**Excerpted data**
--------------------------------

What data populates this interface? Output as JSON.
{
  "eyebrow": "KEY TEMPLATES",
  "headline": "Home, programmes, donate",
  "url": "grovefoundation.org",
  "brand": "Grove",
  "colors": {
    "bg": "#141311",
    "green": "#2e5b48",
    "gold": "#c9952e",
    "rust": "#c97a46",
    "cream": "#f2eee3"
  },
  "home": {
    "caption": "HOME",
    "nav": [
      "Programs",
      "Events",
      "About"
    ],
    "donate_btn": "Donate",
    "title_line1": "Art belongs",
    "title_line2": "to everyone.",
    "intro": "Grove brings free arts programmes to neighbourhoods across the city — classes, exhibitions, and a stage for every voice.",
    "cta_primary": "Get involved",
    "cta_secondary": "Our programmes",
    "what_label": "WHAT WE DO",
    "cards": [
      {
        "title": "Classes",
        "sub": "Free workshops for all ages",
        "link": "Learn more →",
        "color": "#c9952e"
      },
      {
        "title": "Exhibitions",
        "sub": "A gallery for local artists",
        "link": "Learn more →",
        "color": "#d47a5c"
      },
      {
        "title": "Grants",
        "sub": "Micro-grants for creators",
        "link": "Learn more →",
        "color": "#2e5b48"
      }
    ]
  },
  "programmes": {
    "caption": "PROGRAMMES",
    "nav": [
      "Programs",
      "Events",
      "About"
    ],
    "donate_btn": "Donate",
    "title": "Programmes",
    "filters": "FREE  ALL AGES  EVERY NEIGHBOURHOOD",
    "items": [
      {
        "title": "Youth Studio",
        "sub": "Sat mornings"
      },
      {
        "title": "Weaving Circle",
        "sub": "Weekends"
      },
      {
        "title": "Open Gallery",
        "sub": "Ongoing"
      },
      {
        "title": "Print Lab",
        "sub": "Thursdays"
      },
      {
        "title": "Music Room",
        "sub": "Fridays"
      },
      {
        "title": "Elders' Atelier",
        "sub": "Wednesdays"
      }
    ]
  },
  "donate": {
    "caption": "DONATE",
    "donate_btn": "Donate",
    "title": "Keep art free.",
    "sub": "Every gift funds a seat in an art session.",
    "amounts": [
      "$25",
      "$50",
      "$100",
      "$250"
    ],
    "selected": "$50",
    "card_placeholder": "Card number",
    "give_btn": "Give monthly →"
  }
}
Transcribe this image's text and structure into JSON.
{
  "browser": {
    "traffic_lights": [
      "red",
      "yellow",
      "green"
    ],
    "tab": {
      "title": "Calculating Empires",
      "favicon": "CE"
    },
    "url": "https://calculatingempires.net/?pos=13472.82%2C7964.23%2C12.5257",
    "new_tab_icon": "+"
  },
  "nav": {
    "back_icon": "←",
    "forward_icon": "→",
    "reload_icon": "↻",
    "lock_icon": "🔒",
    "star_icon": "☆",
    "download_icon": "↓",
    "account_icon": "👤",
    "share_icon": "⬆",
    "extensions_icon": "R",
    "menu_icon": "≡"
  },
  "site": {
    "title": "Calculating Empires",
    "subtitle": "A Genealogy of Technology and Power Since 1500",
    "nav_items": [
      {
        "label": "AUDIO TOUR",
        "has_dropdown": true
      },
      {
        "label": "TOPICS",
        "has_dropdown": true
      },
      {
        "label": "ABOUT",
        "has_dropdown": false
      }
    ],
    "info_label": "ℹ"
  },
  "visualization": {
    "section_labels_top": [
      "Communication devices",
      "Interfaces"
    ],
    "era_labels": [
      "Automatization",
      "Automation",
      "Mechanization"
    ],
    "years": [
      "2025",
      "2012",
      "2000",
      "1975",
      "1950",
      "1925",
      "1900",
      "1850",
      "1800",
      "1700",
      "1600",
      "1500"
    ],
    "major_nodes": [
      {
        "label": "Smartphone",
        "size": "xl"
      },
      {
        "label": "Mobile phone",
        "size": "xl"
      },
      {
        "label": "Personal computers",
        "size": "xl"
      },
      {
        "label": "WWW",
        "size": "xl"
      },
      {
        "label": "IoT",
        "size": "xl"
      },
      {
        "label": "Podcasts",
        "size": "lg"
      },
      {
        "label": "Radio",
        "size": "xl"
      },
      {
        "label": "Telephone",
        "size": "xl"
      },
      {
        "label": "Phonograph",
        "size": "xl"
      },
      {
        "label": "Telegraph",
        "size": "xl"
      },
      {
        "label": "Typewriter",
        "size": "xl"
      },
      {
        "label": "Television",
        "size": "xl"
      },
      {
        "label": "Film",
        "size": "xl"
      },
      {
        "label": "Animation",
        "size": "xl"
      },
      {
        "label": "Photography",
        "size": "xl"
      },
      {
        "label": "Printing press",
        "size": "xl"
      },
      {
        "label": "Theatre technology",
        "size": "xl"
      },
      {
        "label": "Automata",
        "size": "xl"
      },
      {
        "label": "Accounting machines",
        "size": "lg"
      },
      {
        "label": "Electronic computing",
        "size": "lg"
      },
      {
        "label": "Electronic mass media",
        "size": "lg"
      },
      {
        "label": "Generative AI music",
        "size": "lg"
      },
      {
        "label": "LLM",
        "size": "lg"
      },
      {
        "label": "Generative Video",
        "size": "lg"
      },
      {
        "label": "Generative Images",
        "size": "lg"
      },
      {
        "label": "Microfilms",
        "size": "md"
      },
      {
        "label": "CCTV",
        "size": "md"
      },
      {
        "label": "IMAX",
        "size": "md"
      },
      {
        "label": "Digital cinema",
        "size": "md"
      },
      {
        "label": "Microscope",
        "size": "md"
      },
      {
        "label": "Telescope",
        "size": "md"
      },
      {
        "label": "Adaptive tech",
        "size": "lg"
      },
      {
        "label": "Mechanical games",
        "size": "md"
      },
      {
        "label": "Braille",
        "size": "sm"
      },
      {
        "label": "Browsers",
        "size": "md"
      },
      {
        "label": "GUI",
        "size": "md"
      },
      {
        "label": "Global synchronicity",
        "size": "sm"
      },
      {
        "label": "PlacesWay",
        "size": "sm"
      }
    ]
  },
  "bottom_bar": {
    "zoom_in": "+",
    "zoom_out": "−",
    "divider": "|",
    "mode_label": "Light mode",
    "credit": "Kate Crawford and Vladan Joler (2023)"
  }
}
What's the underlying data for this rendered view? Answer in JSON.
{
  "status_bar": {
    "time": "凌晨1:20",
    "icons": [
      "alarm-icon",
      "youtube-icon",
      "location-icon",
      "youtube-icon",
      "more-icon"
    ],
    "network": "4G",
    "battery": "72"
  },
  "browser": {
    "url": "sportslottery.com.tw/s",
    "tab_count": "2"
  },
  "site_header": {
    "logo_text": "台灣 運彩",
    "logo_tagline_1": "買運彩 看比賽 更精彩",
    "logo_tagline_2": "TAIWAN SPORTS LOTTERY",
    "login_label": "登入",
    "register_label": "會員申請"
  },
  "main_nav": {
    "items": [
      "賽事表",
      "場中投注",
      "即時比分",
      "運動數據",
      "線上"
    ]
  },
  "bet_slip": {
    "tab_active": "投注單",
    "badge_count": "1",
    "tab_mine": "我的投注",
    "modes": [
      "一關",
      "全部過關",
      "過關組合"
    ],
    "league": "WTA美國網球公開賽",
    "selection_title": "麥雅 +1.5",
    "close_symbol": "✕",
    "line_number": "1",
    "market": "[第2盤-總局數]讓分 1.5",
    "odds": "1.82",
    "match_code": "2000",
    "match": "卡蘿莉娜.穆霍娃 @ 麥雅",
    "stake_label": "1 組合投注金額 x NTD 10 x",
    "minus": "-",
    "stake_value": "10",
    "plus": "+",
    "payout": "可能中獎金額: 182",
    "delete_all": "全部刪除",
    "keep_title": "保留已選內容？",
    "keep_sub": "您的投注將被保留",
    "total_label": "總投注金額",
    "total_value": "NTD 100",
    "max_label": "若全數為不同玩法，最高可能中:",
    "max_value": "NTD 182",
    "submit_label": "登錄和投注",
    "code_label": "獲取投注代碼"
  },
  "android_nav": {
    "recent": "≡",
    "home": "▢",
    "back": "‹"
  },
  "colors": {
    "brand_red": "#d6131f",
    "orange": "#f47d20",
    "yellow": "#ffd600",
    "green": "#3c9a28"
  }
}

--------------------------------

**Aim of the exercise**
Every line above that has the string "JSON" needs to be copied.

**Solution to the exercise**
What data populates this interface? Output as JSON.
Transcribe this image's text and structure into JSON.
What's the underlying data for this rendered view? Answer in JSON.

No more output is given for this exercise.